Saved data entries
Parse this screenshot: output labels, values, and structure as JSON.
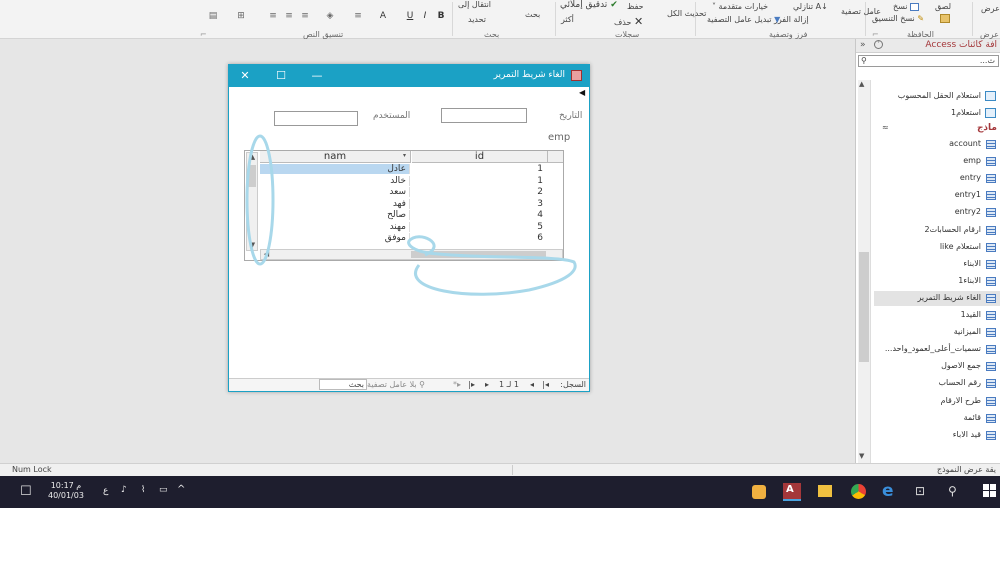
{
  "ribbon": {
    "groups": {
      "clipboard": "الحافظة",
      "sort_filter": "فرز وتصفية",
      "records": "سجلات",
      "find": "بحث",
      "text_formatting": "تنسيق النص",
      "views_partial": "ك عرض"
    },
    "clipboard": {
      "copy": "نسخ",
      "format_painter": "نسخ التنسيق",
      "paste": "لصق",
      "views": "عرض"
    },
    "sort_filter": {
      "filter": "عامل تصفية",
      "ascending": "تنازلي",
      "advanced": "خيارات متقدمة",
      "remove_sort": "إزالة الفرز",
      "toggle_filter": "تبديل عامل التصفية"
    },
    "records": {
      "refresh_all": "تحديث الكل",
      "save": "حفظ",
      "delete": "حذف",
      "more": "أكثر",
      "spelling": "تدقيق إملائي"
    },
    "find": {
      "find": "بحث",
      "goto": "انتقال إلى",
      "select": "تحديد"
    },
    "text_formatting": {
      "bold": "B",
      "italic": "I",
      "underline": "U",
      "font_color": "A"
    }
  },
  "nav_pane": {
    "title": "افة كائنات Access",
    "search_placeholder": "ث...",
    "section_forms": "ماذج",
    "items_top": [
      {
        "label": "استعلام الحقل المحسوب",
        "icon": "query-icon"
      },
      {
        "label": "استعلام1",
        "icon": "query-icon"
      }
    ],
    "forms": [
      {
        "label": "account"
      },
      {
        "label": "emp"
      },
      {
        "label": "entry"
      },
      {
        "label": "entry1"
      },
      {
        "label": "entry2"
      },
      {
        "label": "ارقام الحسابات2"
      },
      {
        "label": "استعلام like"
      },
      {
        "label": "الابناء"
      },
      {
        "label": "الابناء1"
      },
      {
        "label": "الغاء شريط التمرير",
        "selected": true
      },
      {
        "label": "القيد1"
      },
      {
        "label": "الميزانية"
      },
      {
        "label": "تسميات_أعلى_لعمود_واحد..."
      },
      {
        "label": "جمع الاصول"
      },
      {
        "label": "رقم الحساب"
      },
      {
        "label": "طرح الارقام"
      },
      {
        "label": "قائمة"
      },
      {
        "label": "قيد الاباء"
      }
    ]
  },
  "form": {
    "title": "الغاء شريط التمرير",
    "date_label": "التاريخ",
    "user_label": "المستخدم",
    "subform_label": "emp",
    "grid": {
      "col_name": "nam",
      "col_id": "id",
      "rows": [
        {
          "nam": "عادل",
          "id": "1",
          "selected": true
        },
        {
          "nam": "خالد",
          "id": "1"
        },
        {
          "nam": "سعد",
          "id": "2"
        },
        {
          "nam": "فهد",
          "id": "3"
        },
        {
          "nam": "صالح",
          "id": "4"
        },
        {
          "nam": "مهند",
          "id": "5"
        },
        {
          "nam": "موفق",
          "id": "6"
        }
      ]
    },
    "record_nav": {
      "label": "السجل:",
      "position": "1 لـ 1",
      "no_filter": "بلا عامل تصفية",
      "search": "بحث"
    }
  },
  "status_bar": {
    "left": "Num Lock",
    "right": "يقة عرض النموذج"
  },
  "taskbar": {
    "time": "10:17",
    "ampm": "م",
    "date": "40/01/03",
    "lang": "ع"
  },
  "colors": {
    "title_bar": "#1ba1c5",
    "annotation": "#a8d8ea",
    "nav_title": "#a4373a"
  }
}
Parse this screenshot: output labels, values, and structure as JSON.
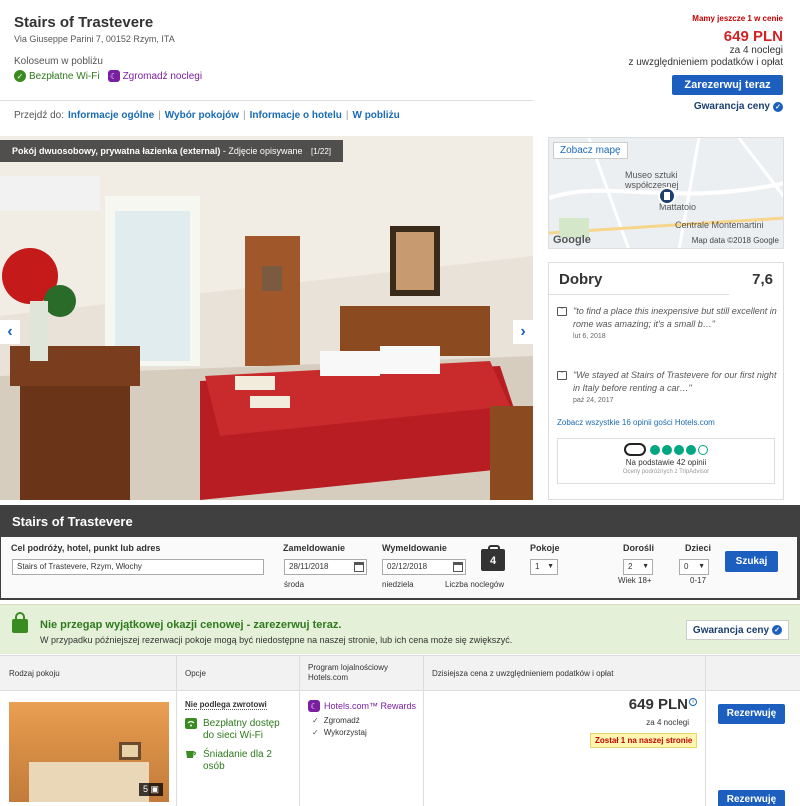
{
  "hotel": {
    "name": "Stairs of Trastevere",
    "address": "Via Giuseppe Parini 7, 00152 Rzym, ITA",
    "landmark": "Koloseum w pobliżu",
    "amenities": [
      "Bezpłatne Wi-Fi",
      "Zgromadź noclegi"
    ]
  },
  "jump_nav": {
    "label": "Przejdź do:",
    "links": [
      "Informacje ogólne",
      "Wybór pokojów",
      "Informacje o hotelu",
      "W pobliżu"
    ]
  },
  "price_box": {
    "scarcity": "Mamy jeszcze 1 w cenie",
    "price": "649 PLN",
    "nights": "za 4 noclegi",
    "taxes": "z uwzględnieniem podatków i opłat",
    "book_button": "Zarezerwuj teraz",
    "guarantee": "Gwarancja ceny"
  },
  "gallery": {
    "caption_title": "Pokój dwuosobowy, prywatna łazienka (external)",
    "caption_sep": "-",
    "caption_desc": "Zdjęcie opisywane",
    "counter": "[1/22]"
  },
  "map": {
    "see_map": "Zobacz mapę",
    "labels": [
      "Museo sztuki współczesnej",
      "Mattatoio",
      "Centrale Montemartini"
    ],
    "credit": "Map data ©2018 Google",
    "logo": "Google"
  },
  "reviews": {
    "rating_word": "Dobry",
    "rating_score": "7,6",
    "items": [
      {
        "text": "\"to find a place this inexpensive but still excellent in rome was amazing; it's a small b…\"",
        "date": "lut 6, 2018"
      },
      {
        "text": "\"We stayed at Stairs of Trastevere for our first night in Italy before renting a car…\"",
        "date": "paź 24, 2017"
      }
    ],
    "all_link": "Zobacz wszystkie 16 opinii gości Hotels.com",
    "tripadvisor": {
      "rating": 4,
      "max": 5,
      "based_on": "Na podstawie 42 opinii",
      "source": "Oceny podróżnych z TripAdvisor"
    }
  },
  "search": {
    "title": "Stairs of Trastevere",
    "destination_label": "Cel podróży, hotel, punkt lub adres",
    "destination_value": "Stairs of Trastevere, Rzym, Włochy",
    "checkin_label": "Zameldowanie",
    "checkin_value": "28/11/2018",
    "checkin_day": "środa",
    "checkout_label": "Wymeldowanie",
    "checkout_value": "02/12/2018",
    "checkout_day": "niedziela",
    "nights_value": "4",
    "nights_label": "Liczba noclegów",
    "rooms_label": "Pokoje",
    "rooms_value": "1",
    "adults_label": "Dorośli",
    "adults_value": "2",
    "adults_sub": "Wiek 18+",
    "children_label": "Dzieci",
    "children_value": "0",
    "children_sub": "0-17",
    "search_button": "Szukaj"
  },
  "deal": {
    "title": "Nie przegap wyjątkowej okazji cenowej - zarezerwuj teraz.",
    "subtitle": "W przypadku późniejszej rezerwacji pokoje mogą być niedostępne na naszej stronie, lub ich cena może się zwiększyć.",
    "guarantee_button": "Gwarancja ceny"
  },
  "rooms_table": {
    "headers": {
      "room_type": "Rodzaj pokoju",
      "options": "Opcje",
      "loyalty_line1": "Program lojalnościowy",
      "loyalty_line2": "Hotels.com",
      "price": "Dzisiejsza cena z uwzględnieniem podatków i opłat"
    },
    "row": {
      "photo_count": "5",
      "refund": "Nie podlega zwrotowi",
      "options": [
        "Bezpłatny dostęp do sieci Wi-Fi",
        "Śniadanie dla 2 osób"
      ],
      "loyalty_title": "Hotels.com™ Rewards",
      "loyalty_items": [
        "Zgromadź",
        "Wykorzystaj"
      ],
      "price": "649 PLN",
      "nights": "za 4 noclegi",
      "left": "Został 1 na naszej stronie",
      "reserve_button": "Rezerwuję",
      "reserve_button_2": "Rezerwuję"
    }
  },
  "colors": {
    "accent": "#1d5fbf",
    "price_red": "#d32323",
    "green": "#2f7a1e",
    "rewards_purple": "#7a1fa2",
    "dark_bar": "#404040"
  }
}
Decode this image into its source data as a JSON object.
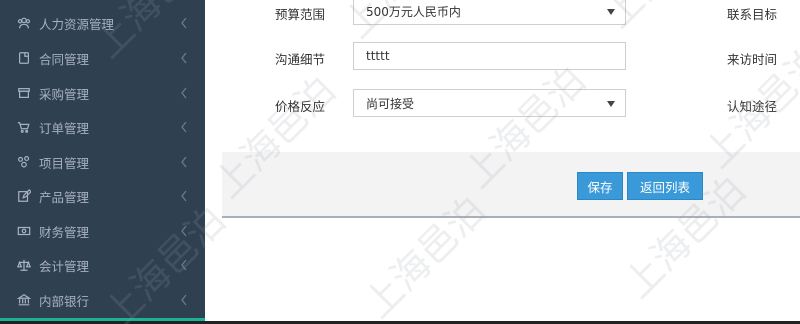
{
  "sidebar": {
    "items": [
      {
        "label": "人力资源管理",
        "icon": "users-icon"
      },
      {
        "label": "合同管理",
        "icon": "document-icon"
      },
      {
        "label": "采购管理",
        "icon": "box-icon"
      },
      {
        "label": "订单管理",
        "icon": "cart-icon"
      },
      {
        "label": "项目管理",
        "icon": "sitemap-icon"
      },
      {
        "label": "产品管理",
        "icon": "edit-icon"
      },
      {
        "label": "财务管理",
        "icon": "money-icon"
      },
      {
        "label": "会计管理",
        "icon": "scale-icon"
      },
      {
        "label": "内部银行",
        "icon": "bank-icon"
      }
    ]
  },
  "form": {
    "budget": {
      "label": "预算范围",
      "value": "500万元人民币内"
    },
    "contact_target_label": "联系目标",
    "communication": {
      "label": "沟通细节",
      "value": "ttttt"
    },
    "visit_time_label": "来访时间",
    "price": {
      "label": "价格反应",
      "value": "尚可接受"
    },
    "awareness_label": "认知途径"
  },
  "actions": {
    "save": "保存",
    "back": "返回列表"
  },
  "watermark": "上海邑泊",
  "colors": {
    "sidebar_bg": "#2f4050",
    "button_blue": "#3a9ad9",
    "accent": "#1ab394"
  }
}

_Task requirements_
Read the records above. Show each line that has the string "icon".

_Output of the task_
        "icon": "query-icon"
        "icon": "query-icon"
        "icon": "users-icon"
        "icon": "document-icon"
        "icon": "box-icon"
        "icon": "cart-icon"
        "icon": "sitemap-icon"
        "icon": "edit-icon"
        "icon": "money-icon"
        "icon": "scale-icon"
        "icon": "bank-icon"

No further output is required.